Of the roughly 55 people in attendance, five people, some of whom identified themselves as current or retired employees from Ameren, questioned why Ameren was not invited to the forum and said the information presented by the speakers was misleading.

In response to a question from one of these attendees about whether Ameren complies with all Environmental Protection Agency emissions standards, Missouri Sierra Club President John Hickey noted that Meramec was grandfathered in and allowed to continue polluting over the standards that newer plants must meet and that air pollution cannot be proved unless air is monitored.

The closest Missouri DNR air monitor is in Herculaneum in Jefferson County, closer to Ameren’s Rush Island plant, which does show violations.

“We have this sort of Orwellian system where you can only bust a plant for air pollution if there’s a monitor, but there’s no monitors,” Hickey said. “It sounds crazy, but that is actually how it works in the state of Missouri.”

However, Gary Brown, a Mary, Mother parishioner who has been a welder and pipefitter at Ameren’s coal plants for 35 years and currently works at the Labadie Energy Center in Franklin County, disputed Hickey’s contention that the air around the plants is not monitored for sulfur dioxide pollution. He noted that Ameren has emissions monitors on its stacks that monitor its emissions in real time.

“I know I’m in church, but I have to call the BS card on that,” he said. “You’re playing on people’s emotions here, and a lot of the information you’ve given out is simply not true. A lot of it is, but a lot of it is not.”

Lipeles said the monitors in question are set up to measure different things: The monitors on the stacks monitor the plant’s actual emissions, but air-quality monitors spread throughout the neighboring area would monitor chemical levels in the air that nearby residents are actually breathing.

When forum organizer Ginny Schrappen said that the time limit for the forum was up, the Ameren employees continued to contend that the company had been misrepresented.

“Ameren has been bashed here with no representation,” one retiree said.

“The EPA says the coal-ash ponds are non-hazardous,” another man said. “Are you saying you know more than the EPA?”

“The EPA, a number of years ago, decided not to regulate coal ash as a hazardous waste. That just hasn’t gone through because of the politics,” Lipeles replied. “But the EPA is pretty concerned about how coal ash is handled.”

Before saying a prayer that ended the night, Mary, Mother’s pastor, Jim Telthorst, said he agreed that Ameren should be represented at future events.

“It would be good to hear from another point of view, because people are seeing these things differently,” he said.

In a Feb. 13 letter to Nixon, the Missouri Sierra Club requested groundwater monitoring at Ameren’s Missouri coal plants.

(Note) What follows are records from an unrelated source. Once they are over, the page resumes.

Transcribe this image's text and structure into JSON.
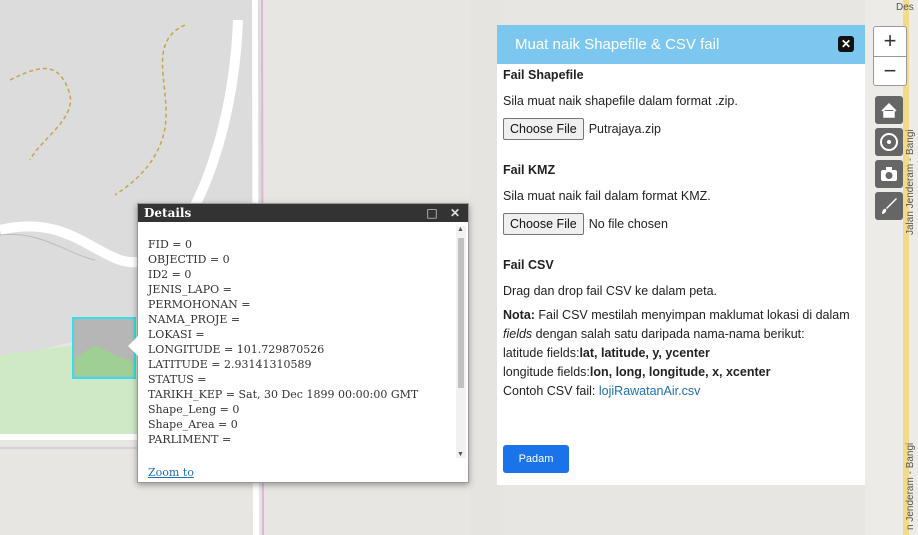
{
  "popup": {
    "title": "Details",
    "controls": "□ ✕",
    "fields": [
      "FID = 0",
      "OBJECTID = 0",
      "ID2 = 0",
      "JENIS_LAPO =",
      "PERMOHONAN =",
      "NAMA_PROJE =",
      "LOKASI =",
      "LONGITUDE = 101.729870526",
      "LATITUDE = 2.93141310589",
      "STATUS =",
      "TARIKH_KEP = Sat, 30 Dec 1899 00:00:00 GMT",
      "Shape_Leng = 0",
      "Shape_Area = 0",
      "PARLIMENT ="
    ],
    "zoom_link": "Zoom to"
  },
  "panel": {
    "title": "Muat naik Shapefile & CSV fail",
    "close_icon": "close-icon",
    "shapefile": {
      "heading": "Fail Shapefile",
      "desc": "Sila muat naik shapefile dalam format .zip.",
      "button": "Choose File",
      "file": "Putrajaya.zip"
    },
    "kmz": {
      "heading": "Fail KMZ",
      "desc": "Sila muat naik fail dalam format KMZ.",
      "button": "Choose File",
      "file": "No file chosen"
    },
    "csv": {
      "heading": "Fail CSV",
      "desc": "Drag dan drop fail CSV ke dalam peta.",
      "note_label": "Nota:",
      "note_text1": " Fail CSV mestilah menyimpan maklumat lokasi di dalam ",
      "note_fields": "fields",
      "note_text2": " dengan salah satu daripada nama-nama berikut:",
      "lat_label": "latitude fields:",
      "lat_values": "lat, latitude, y, ycenter",
      "lon_label": "longitude fields:",
      "lon_values": "lon, long, longitude, x, xcenter",
      "example_label": "Contoh CSV fail: ",
      "example_link": "lojiRawatanAir.csv"
    },
    "delete_button": "Padam"
  },
  "map": {
    "zoom_in": "+",
    "zoom_out": "−",
    "road_label_1": "Jalan Jenderam - Bangi",
    "road_label_2": "n Jenderam - Bangi",
    "top_right_label": "Des"
  },
  "colors": {
    "panel_header": "#7cc7f0",
    "button_blue": "#1a73e8",
    "polygon_outline": "#33e0e8"
  }
}
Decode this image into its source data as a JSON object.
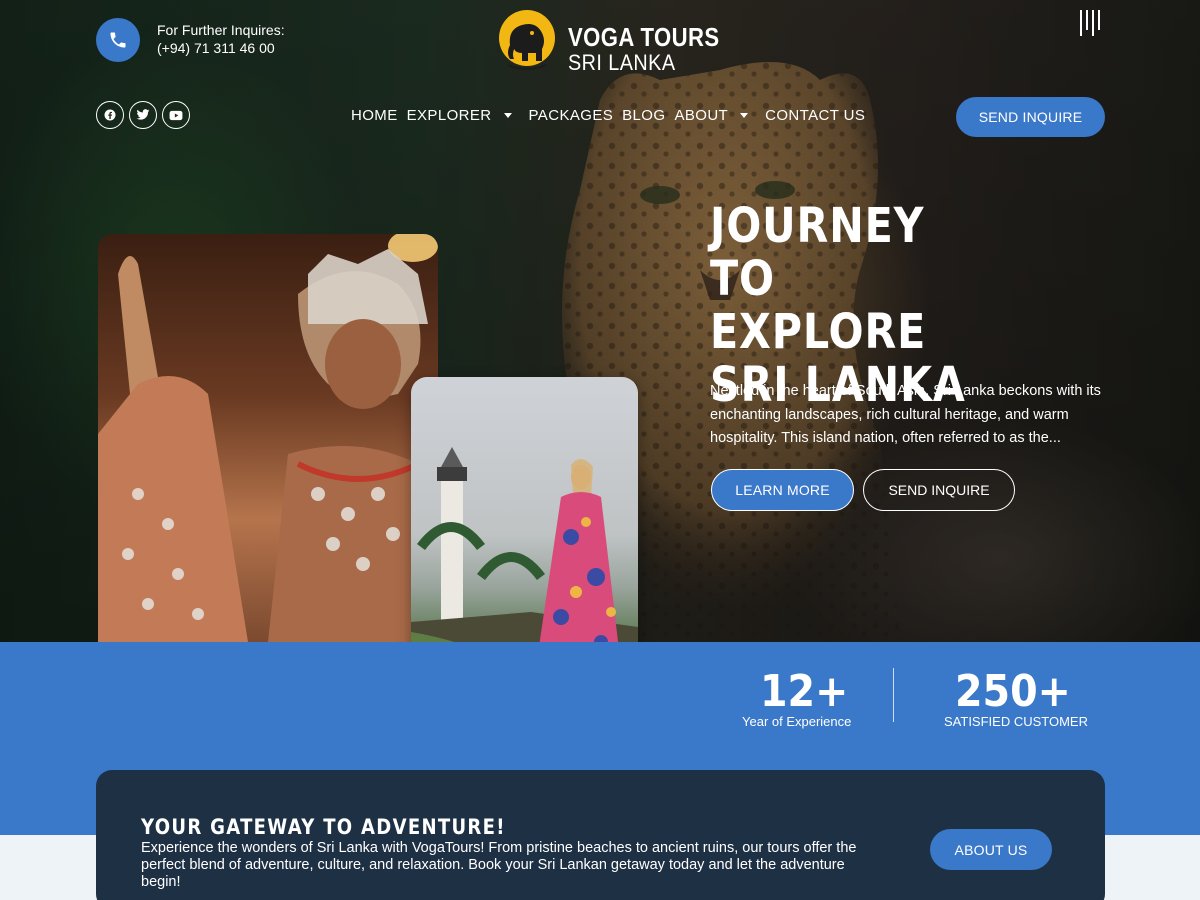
{
  "contact": {
    "label": "For Further Inquires:",
    "phone": "(+94) 71 311 46 00"
  },
  "logo": {
    "line1": "VOGA TOURS",
    "line2": "SRI LANKA"
  },
  "social_icons": [
    "facebook-icon",
    "twitter-icon",
    "youtube-icon"
  ],
  "nav": {
    "items": [
      {
        "label": "HOME",
        "dropdown": false
      },
      {
        "label": "EXPLORER",
        "dropdown": true
      },
      {
        "label": "PACKAGES",
        "dropdown": false
      },
      {
        "label": "BLOG",
        "dropdown": false
      },
      {
        "label": "ABOUT",
        "dropdown": true
      },
      {
        "label": "CONTACT US",
        "dropdown": false
      }
    ],
    "cta": "SEND INQUIRE"
  },
  "hero": {
    "title": "JOURNEY TO EXPLORE SRI LANKA",
    "description": "Nestled in the heart of South Asia, Sri Lanka beckons with its enchanting landscapes, rich cultural heritage, and warm hospitality. This island nation, often referred to as the...",
    "primary_button": "LEARN MORE",
    "secondary_button": "SEND INQUIRE"
  },
  "stats": [
    {
      "value": "12+",
      "label": "Year of Experience"
    },
    {
      "value": "250+",
      "label": "SATISFIED CUSTOMER"
    }
  ],
  "gateway": {
    "title": "YOUR GATEWAY TO ADVENTURE!",
    "text": "Experience the wonders of Sri Lanka with VogaTours! From pristine beaches to ancient ruins, our tours offer the perfect blend of adventure, culture, and relaxation. Book your Sri Lankan getaway today and let the adventure begin!",
    "button": "ABOUT US"
  },
  "colors": {
    "accent": "#3a78c9",
    "dark_panel": "#1e3044",
    "logo_yellow": "#f2b713"
  }
}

The DNR has said any future water permits granted to Ameren would require groundwater monitoring, but the Sierra Club maintains that Ameren operates its plants using expired permits to avoid compliance.

The group’s request to Nixon is based off levels of groundwater chemicals reported by Ameren itself in a Feb. 3 study that the company said shows no ill health effects from its coal-fired Labadie Energy Center in Franklin County. The levels of chemicals reported in Ameren’s study are from monitors more than a mile from Labadie’s coal-ash ponds.

In a Sierra Club press conference, however, Bob Criss, a professor of earth and planetary sciences at Washington University, said the levels of groundwater contamination reported by Ameren in the study are “extraordinarily high” —including arsenic levels six times higher than federal drinking water standards.

“This water is not drinkable,” he said. “It’s very interesting that Ameren has been extremely reluctant to do any groundwater testing in the vicinity of their plant even though contamination in that region has been suspected for a very long time.”

Ameren representatives did not respond to telephone calls and emails seeking comment about the forum or the letter to Nixon before the Call’s press time.